The music in Obelisk is aggressive, strong and hard as a rock. There is no poetry in Costello’s style of Jazz, but rather energy and passion. As it usually happens when the band’s leader (and the sole composer) is a drummer, much of the emphasis is centered around the rhythm. Every song of the album presents, elaborates and amplifies a basic rhythmic element, which is repeated throughout the song until it becomes obsessive and mesmerizing. Even in the rare moments when the level of intensity is a little attenuated, there is always this continuous pulsation that never stops, with the atmosphere which remains thrilling and charged with electric tension, in preparation for the new explosion of sounds.
It’s clear that the kind of Jazz played by Costello and his bandmates is very particular, and this somehow reflects the self-confidence that has been achieved by the leader. As I mentioned at the beginning, however, this fusion between Jazz and underground rock has yet to be refined, since at this moment the “energetic” component prevails over everything else. The mechanims by which the songs of the LP are developed is practically the same from the beginning to the end of the record, and the effect is that we finish the listening a little exhausted.
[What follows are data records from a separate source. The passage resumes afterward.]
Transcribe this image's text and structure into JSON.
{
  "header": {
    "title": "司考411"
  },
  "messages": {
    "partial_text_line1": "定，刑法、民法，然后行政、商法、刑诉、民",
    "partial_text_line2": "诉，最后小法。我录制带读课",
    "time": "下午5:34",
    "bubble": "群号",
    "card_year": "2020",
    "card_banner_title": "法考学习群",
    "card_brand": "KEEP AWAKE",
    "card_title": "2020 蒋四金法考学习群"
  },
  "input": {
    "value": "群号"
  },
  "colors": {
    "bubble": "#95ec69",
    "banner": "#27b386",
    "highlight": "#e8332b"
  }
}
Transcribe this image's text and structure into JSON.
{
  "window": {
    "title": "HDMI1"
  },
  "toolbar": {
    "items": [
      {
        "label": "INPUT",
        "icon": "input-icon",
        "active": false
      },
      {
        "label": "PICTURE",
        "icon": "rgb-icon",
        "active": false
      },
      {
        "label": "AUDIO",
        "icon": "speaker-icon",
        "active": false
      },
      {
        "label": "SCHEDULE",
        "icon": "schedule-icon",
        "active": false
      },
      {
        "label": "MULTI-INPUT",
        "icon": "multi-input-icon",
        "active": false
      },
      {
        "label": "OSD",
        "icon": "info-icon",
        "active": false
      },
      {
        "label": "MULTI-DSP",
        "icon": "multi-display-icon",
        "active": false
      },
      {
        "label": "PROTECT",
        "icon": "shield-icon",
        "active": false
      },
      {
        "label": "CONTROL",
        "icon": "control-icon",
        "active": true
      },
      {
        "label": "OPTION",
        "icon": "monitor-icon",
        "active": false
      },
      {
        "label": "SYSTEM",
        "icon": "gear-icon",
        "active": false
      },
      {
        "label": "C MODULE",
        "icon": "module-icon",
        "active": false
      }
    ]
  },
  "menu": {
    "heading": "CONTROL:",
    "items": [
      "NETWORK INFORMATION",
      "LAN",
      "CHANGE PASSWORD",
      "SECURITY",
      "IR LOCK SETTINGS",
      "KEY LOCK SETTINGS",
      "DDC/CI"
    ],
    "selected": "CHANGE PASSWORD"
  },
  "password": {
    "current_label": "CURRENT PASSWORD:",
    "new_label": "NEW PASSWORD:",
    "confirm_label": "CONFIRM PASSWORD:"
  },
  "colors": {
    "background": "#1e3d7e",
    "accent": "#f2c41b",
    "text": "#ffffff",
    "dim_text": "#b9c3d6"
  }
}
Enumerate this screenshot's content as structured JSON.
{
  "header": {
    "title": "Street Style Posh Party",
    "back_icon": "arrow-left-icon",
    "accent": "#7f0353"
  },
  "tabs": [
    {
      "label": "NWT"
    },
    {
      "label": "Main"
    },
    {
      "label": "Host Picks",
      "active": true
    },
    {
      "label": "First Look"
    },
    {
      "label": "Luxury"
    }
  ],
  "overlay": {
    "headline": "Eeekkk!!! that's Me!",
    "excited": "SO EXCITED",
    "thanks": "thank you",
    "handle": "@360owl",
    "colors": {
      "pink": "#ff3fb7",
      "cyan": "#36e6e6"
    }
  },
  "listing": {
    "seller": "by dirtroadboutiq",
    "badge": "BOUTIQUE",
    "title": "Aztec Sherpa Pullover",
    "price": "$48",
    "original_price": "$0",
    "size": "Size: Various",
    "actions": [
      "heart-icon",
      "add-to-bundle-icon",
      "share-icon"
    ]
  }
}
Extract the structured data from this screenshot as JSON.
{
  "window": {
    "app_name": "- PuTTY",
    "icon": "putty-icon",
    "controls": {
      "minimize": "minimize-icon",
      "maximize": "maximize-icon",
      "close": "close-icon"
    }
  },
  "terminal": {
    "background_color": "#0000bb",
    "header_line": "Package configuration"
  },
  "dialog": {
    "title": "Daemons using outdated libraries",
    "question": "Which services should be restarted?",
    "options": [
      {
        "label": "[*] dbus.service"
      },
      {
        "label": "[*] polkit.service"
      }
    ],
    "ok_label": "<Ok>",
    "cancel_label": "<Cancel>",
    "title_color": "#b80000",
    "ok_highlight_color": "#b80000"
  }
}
My overall judgment is an encouraging 6.5/10. I appreciated the courage and the capacity of Graham Costello to impose such a particular style of Jazz. Now it’s time to refine it and complete the mission. The first couple of tracks are those which really impressed me as soon as I started listening to the album, even because the rest of the LP tends to be a sort of reworking and expansion of what we heard in the first songs.
Obelisk is now featured in THE JAZZ MUSIC RADAR, the playlist on Spotify which collects all the best and newest tracks in Jazz. Listen to it and follow it!